9. Enabling Deep-Space Exploration: Commercial crew spacecraft will go to the International Space Station about 250 miles above Earth. But the solar system has hundreds of other interesting places, too! Future astronauts could use other spacecraft to explore asteroids that are close enough to Earth, or maybe even a comet. Where would you send a spacecraft
10. Encouraging NASA’s Journey to Mars: By encouraging private companies to provide human transportation services to and from low-Earth orbit – a region NASA’s been visiting since 1962 – America’s space agency will get the most research and experience out of the nation’s orbiting laboratory. Commercial crew allows NASA to expand its focus to build spacecraft and rockets for flights to Mars. Imagine yourself on the surface of Mars . . .
11. Landing: Spacecraft landings are quite impressive. After flying through space and re-entering the atmosphere at 17,500 miles per hour, spacecraft have to land smoothly to protect the astronauts and scientific research they carry. Commercial crew spacecraft designers are looking at options to land with parachutes and airbags, fly to a runway, similar to an airplane, or land using only rocket engines. Show us your most creative landing.
12. You Could Fly to Space: Remember when only astronauts could go to space? NASA won’t be the only customer for new commercial crew spacecraft. Companies will own and operate their crew transportation systems and be able to sell services to other customers . . . will you be one of them? What would you do in space?
And here’s all you need to get started: CCP-Planner-Artwork-Form_final
Sierra Nevada Corporation, one of NASA’s Commercial Crew Program partners through the agency’s Commercial Crew Integrated Capability (CCiCap) initiative, recently performed incremental tests of its reaction control system, which will help maneuver its Dream Chaser spacecraft in space. The company’s Milestone 15a built on SNC’s previous propulsion system development efforts by implementing a compact prototype thruster operating in a vacuum chamber to simulate an on-orbit environment.
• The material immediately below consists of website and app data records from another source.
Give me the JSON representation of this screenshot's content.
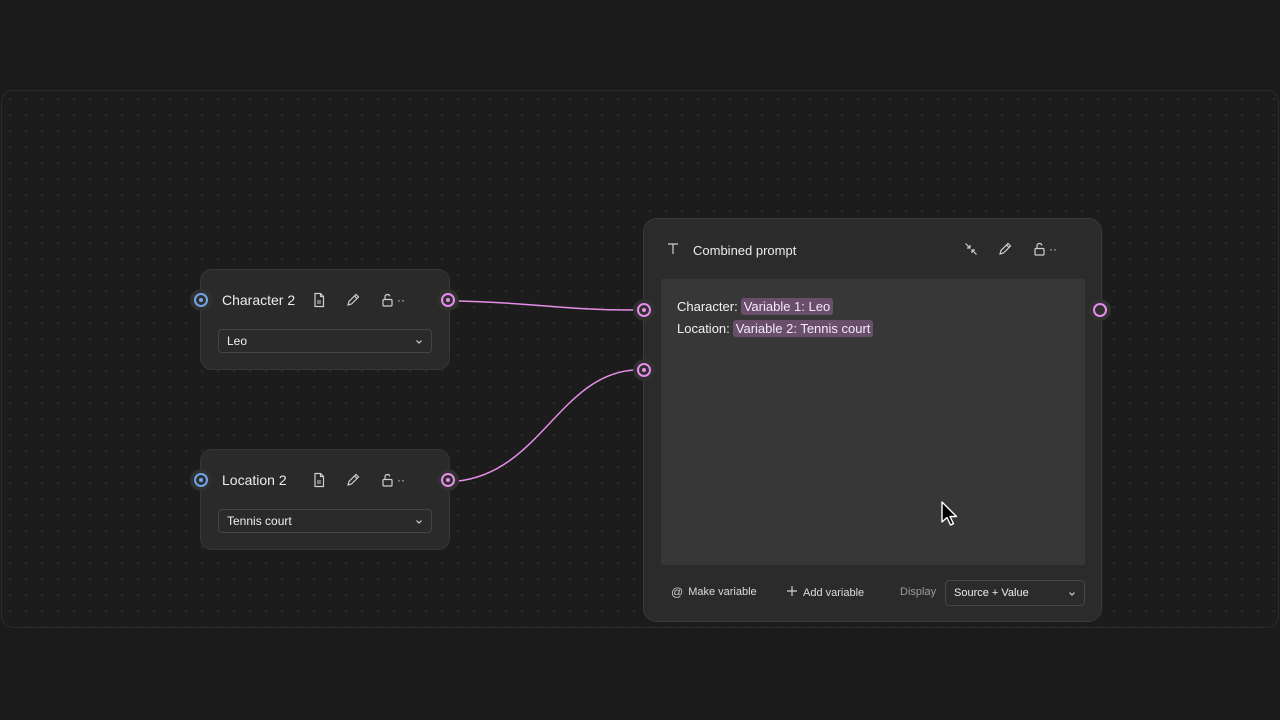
{
  "nodes": {
    "character": {
      "title": "Character 2",
      "value": "Leo"
    },
    "location": {
      "title": "Location 2",
      "value": "Tennis court"
    },
    "combined": {
      "title": "Combined prompt",
      "lines": [
        {
          "label": "Character:",
          "chip": "Variable 1: Leo"
        },
        {
          "label": "Location:",
          "chip": "Variable 2: Tennis court"
        }
      ],
      "footer": {
        "make_variable": "Make variable",
        "add_variable": "Add variable",
        "display_label": "Display",
        "display_value": "Source + Value"
      }
    }
  },
  "colors": {
    "wire": "#e58de8",
    "input_port": "#6ea6e8",
    "output_port": "#e58de8",
    "chip_bg": "#6a4f6d"
  },
  "icons": {
    "file": "file-icon",
    "edit": "pencil-icon",
    "lock": "unlock-icon",
    "more": "more-icon",
    "text": "text-icon",
    "collapse": "collapse-icon",
    "at": "at-icon",
    "plus": "plus-icon"
  }
}
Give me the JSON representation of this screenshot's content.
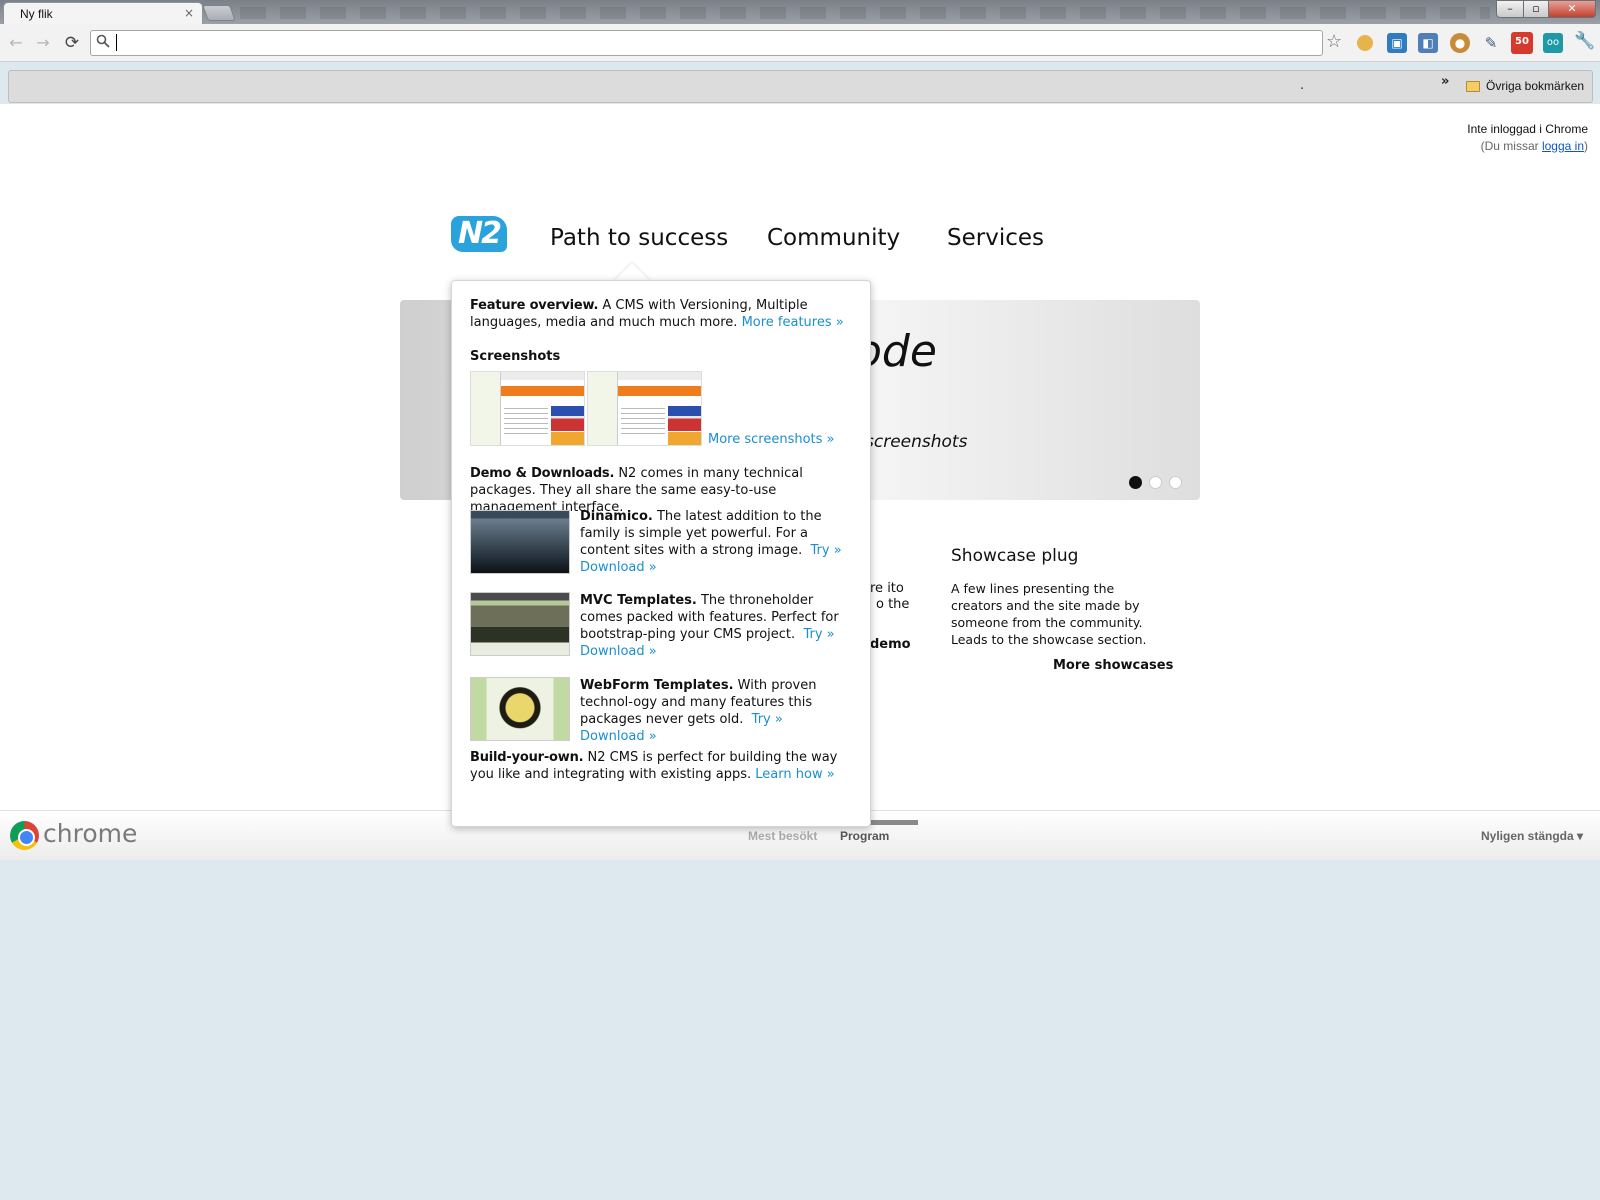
{
  "browser": {
    "tab_title": "Ny flik",
    "tab_close": "×",
    "window_buttons": {
      "minimize": "–",
      "maximize": "▫",
      "close": "✕"
    },
    "address_value": "",
    "bookmarks_overflow": "»",
    "bookmarks_dot": ".",
    "other_bookmarks": "Övriga bokmärken",
    "extension_badge": "50",
    "extension_reader": "oo"
  },
  "signin": {
    "line1": "Inte inloggad i Chrome",
    "line2_prefix": "(Du missar ",
    "line2_link": "logga in",
    "line2_suffix": ")"
  },
  "site": {
    "logo": "N2",
    "nav": [
      "Path to success",
      "Community",
      "Services"
    ],
    "hero": {
      "title_fragment": "ode",
      "subtitle_fragment": "screenshots"
    },
    "demo_fragments": [
      "re ito",
      "o the",
      "demo"
    ],
    "showcase": {
      "title": "Showcase plug",
      "text": "A few lines presenting the creators and the site made by someone from the community. Leads to the showcase section.",
      "more": "More showcases"
    }
  },
  "dropdown": {
    "feature": {
      "heading": "Feature overview.",
      "text": " A CMS with Versioning, Multiple languages, media and much much more. ",
      "link": "More features »"
    },
    "screenshots": {
      "title": "Screenshots",
      "more": "More screenshots »"
    },
    "demo": {
      "heading": "Demo & Downloads.",
      "text": " N2 comes in many technical packages. They all share the same easy-to-use management interface."
    },
    "items": [
      {
        "name": "Dinamico.",
        "text": " The latest addition to the family is simple yet powerful. For a content sites with a strong image.",
        "try": "Try »",
        "download": "Download »"
      },
      {
        "name": "MVC Templates.",
        "text": " The throneholder comes packed with features. Perfect for bootstrap-ping your CMS project.",
        "try": "Try »",
        "download": "Download »"
      },
      {
        "name": "WebForm Templates.",
        "text": " With proven technol-ogy and many features this packages never gets old.",
        "try": "Try »",
        "download": "Download »"
      }
    ],
    "build": {
      "heading": "Build-your-own.",
      "text": " N2 CMS is perfect for building the way you like and integrating with existing apps. ",
      "link": "Learn how »"
    }
  },
  "ntp": {
    "wordmark": "chrome",
    "most_visited": "Mest besökt",
    "apps": "Program",
    "recently_closed": "Nyligen stängda ▾"
  }
}
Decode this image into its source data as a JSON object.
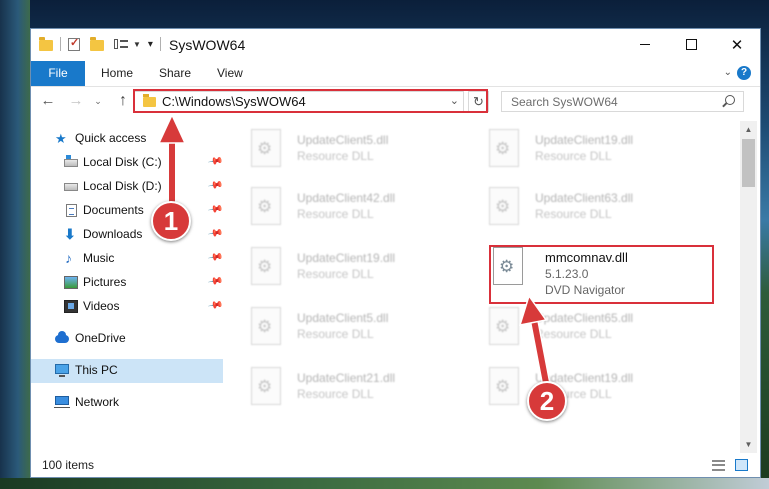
{
  "window": {
    "title": "SysWOW64",
    "minimize_icon": "minimize-icon",
    "maximize_icon": "maximize-icon",
    "close_glyph": "✕"
  },
  "ribbon": {
    "tabs": [
      "File",
      "Home",
      "Share",
      "View"
    ],
    "expand_glyph": "⌄",
    "help_glyph": "?"
  },
  "navigation": {
    "back_glyph": "←",
    "forward_glyph": "→",
    "recent_glyph": "⌄",
    "up_glyph": "↑",
    "address": "C:\\Windows\\SysWOW64",
    "address_dropdown_glyph": "⌄",
    "refresh_glyph": "↻",
    "search_placeholder": "Search SysWOW64"
  },
  "sidebar": {
    "items": [
      {
        "label": "Quick access",
        "icon": "star-icon",
        "pinned": false
      },
      {
        "label": "Local Disk (C:)",
        "icon": "drive-c-icon",
        "pinned": true
      },
      {
        "label": "Local Disk (D:)",
        "icon": "drive-d-icon",
        "pinned": true
      },
      {
        "label": "Documents",
        "icon": "documents-icon",
        "pinned": true
      },
      {
        "label": "Downloads",
        "icon": "downloads-icon",
        "pinned": true
      },
      {
        "label": "Music",
        "icon": "music-icon",
        "pinned": true
      },
      {
        "label": "Pictures",
        "icon": "pictures-icon",
        "pinned": true
      },
      {
        "label": "Videos",
        "icon": "videos-icon",
        "pinned": true
      },
      {
        "label": "OneDrive",
        "icon": "onedrive-icon",
        "pinned": false
      },
      {
        "label": "This PC",
        "icon": "this-pc-icon",
        "pinned": false,
        "selected": true
      },
      {
        "label": "Network",
        "icon": "network-icon",
        "pinned": false
      }
    ],
    "pin_glyph": "📌"
  },
  "files": {
    "left_column": [
      {
        "name": "UpdateClient5.dll",
        "type": "Resource DLL"
      },
      {
        "name": "UpdateClient42.dll",
        "type": "Resource DLL"
      },
      {
        "name": "UpdateClient19.dll",
        "type": "Resource DLL"
      },
      {
        "name": "UpdateClient5.dll",
        "type": "Resource DLL"
      },
      {
        "name": "UpdateClient21.dll",
        "type": "Resource DLL"
      }
    ],
    "right_column": [
      {
        "name": "UpdateClient19.dll",
        "type": "Resource DLL"
      },
      {
        "name": "UpdateClient63.dll",
        "type": "Resource DLL"
      },
      null,
      {
        "name": "UpdateClient65.dll",
        "type": "Resource DLL"
      },
      {
        "name": "UpdateClient19.dll",
        "type": "Resource DLL"
      }
    ],
    "target": {
      "name": "mmcomnav.dll",
      "version": "5.1.23.0",
      "description": "DVD Navigator"
    }
  },
  "scrollbar": {
    "up_glyph": "▲",
    "down_glyph": "▼"
  },
  "status": {
    "item_count": "100 items"
  },
  "annotations": {
    "step1": "1",
    "step2": "2",
    "highlight_color": "#d9303a",
    "badge_color": "#d73a3a"
  },
  "colors": {
    "accent": "#1979ca",
    "selection": "#cce4f7"
  }
}
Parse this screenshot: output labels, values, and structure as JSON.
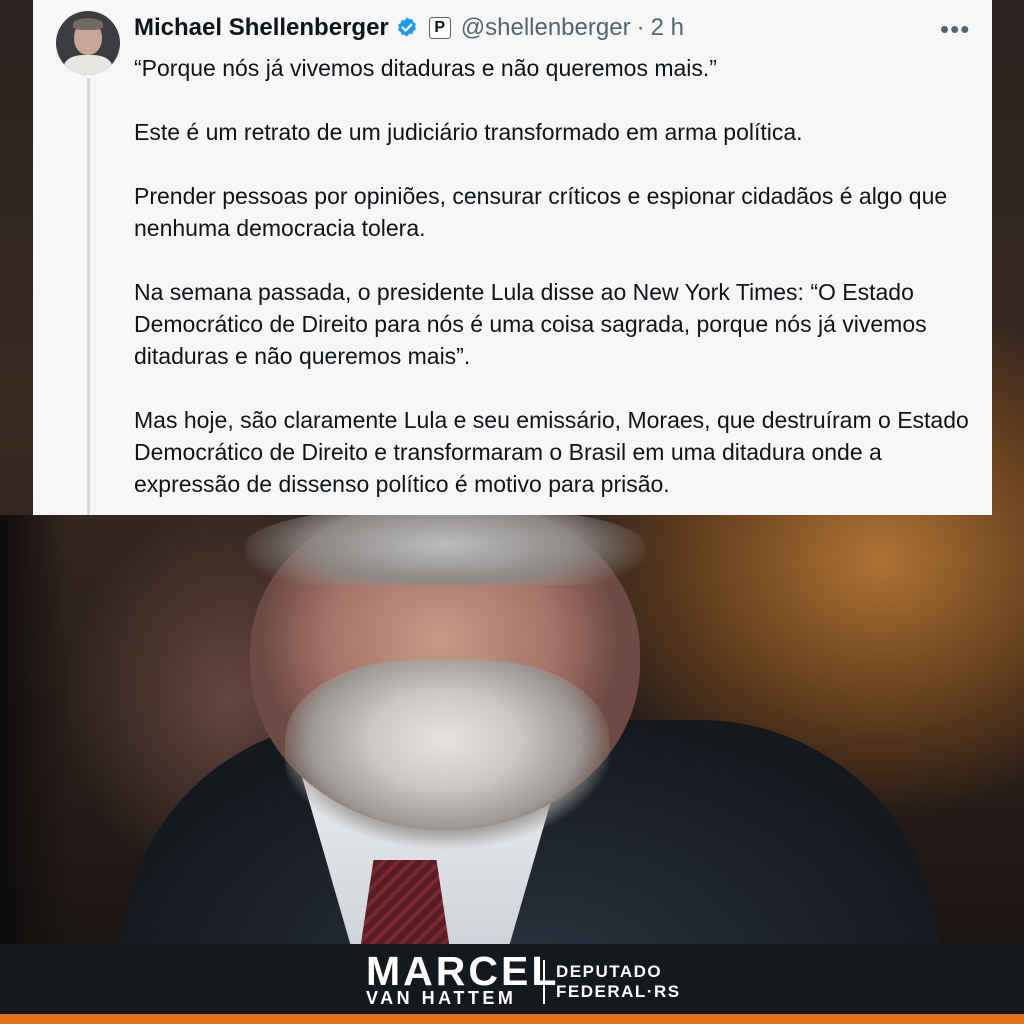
{
  "tweet": {
    "author_name": "Michael Shellenberger",
    "badge": "P",
    "handle": "@shellenberger",
    "separator": "·",
    "time": "2 h",
    "more": "•••",
    "paragraphs": [
      "“Porque nós já vivemos ditaduras e não queremos mais.”",
      "Este é um retrato de um judiciário transformado em arma política.",
      "Prender pessoas por opiniões, censurar críticos e espionar cidadãos é algo que nenhuma democracia tolera.",
      "Na semana passada, o presidente Lula disse ao New York Times: “O Estado Democrático de Direito para nós é uma coisa sagrada, porque nós já vivemos ditaduras e não queremos mais”.",
      "Mas hoje, são claramente Lula e seu emissário, Moraes, que destruíram o Estado Democrático de Direito e transformaram o Brasil em uma ditadura onde a expressão de dissenso político é motivo para prisão."
    ]
  },
  "branding": {
    "name": "MARCEL",
    "surname": "VAN HATTEM",
    "title_line1": "DEPUTADO",
    "title_line2": "FEDERAL·RS"
  },
  "colors": {
    "verified": "#1d9bf0",
    "accent_strip": "#e1731a",
    "card_bg": "#f7f7f7"
  },
  "icons": [
    "verified-badge-icon",
    "more-options-icon",
    "avatar"
  ]
}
America’s human space exploration goals for the 21st Century include destinations both in low-Earth orbit to the International Space Station and deep space missions to an asteroid and even to Mars. Different exploration destinations require different systems. NASA’s Journey to Mars will take a critical step forward with the first test launch of the Orion spacecraft, which the agency will own and operate. Meanwhile, NASA’s Commercial Crew Program is spearheading the development of two commercially owned and operated space transportation systems that will give astronauts safe, reliable and cost-effective access to and from the International Space Station, where cutting edge research and technology developments are increasing our knowledge about what it takes to live and work for long periods of time in space. These new American spacecraft also will allow us to add a seventh crew member to the space station and double the amount of time the crew has to conduct research aboard the unique microgravity laboratory. Watch the video highlighting NASA’s parallel path above and hop on over to the Orion blog to follow along with all of the exciting milestones of Orion’s first test, from tanking and launch to splashdown and recovery.
NASA has approved the completion of Boeing’s first milestone, the Certification Baseline Review, in the company’s path toward launching crews to the International Space Station from the United States under a groundbreaking Commercial Crew Transportation Capability (CCtCap) contract.
“The work done now is crucial to each of the future steps in the path to certification, including a flight test to the International Space Station,” said Kathy Lueders, manager of NASA’s Commercial Crew Program. “This first milestone establishes an expected operating rhythm for NASA and Boeing to meet our certification goal.”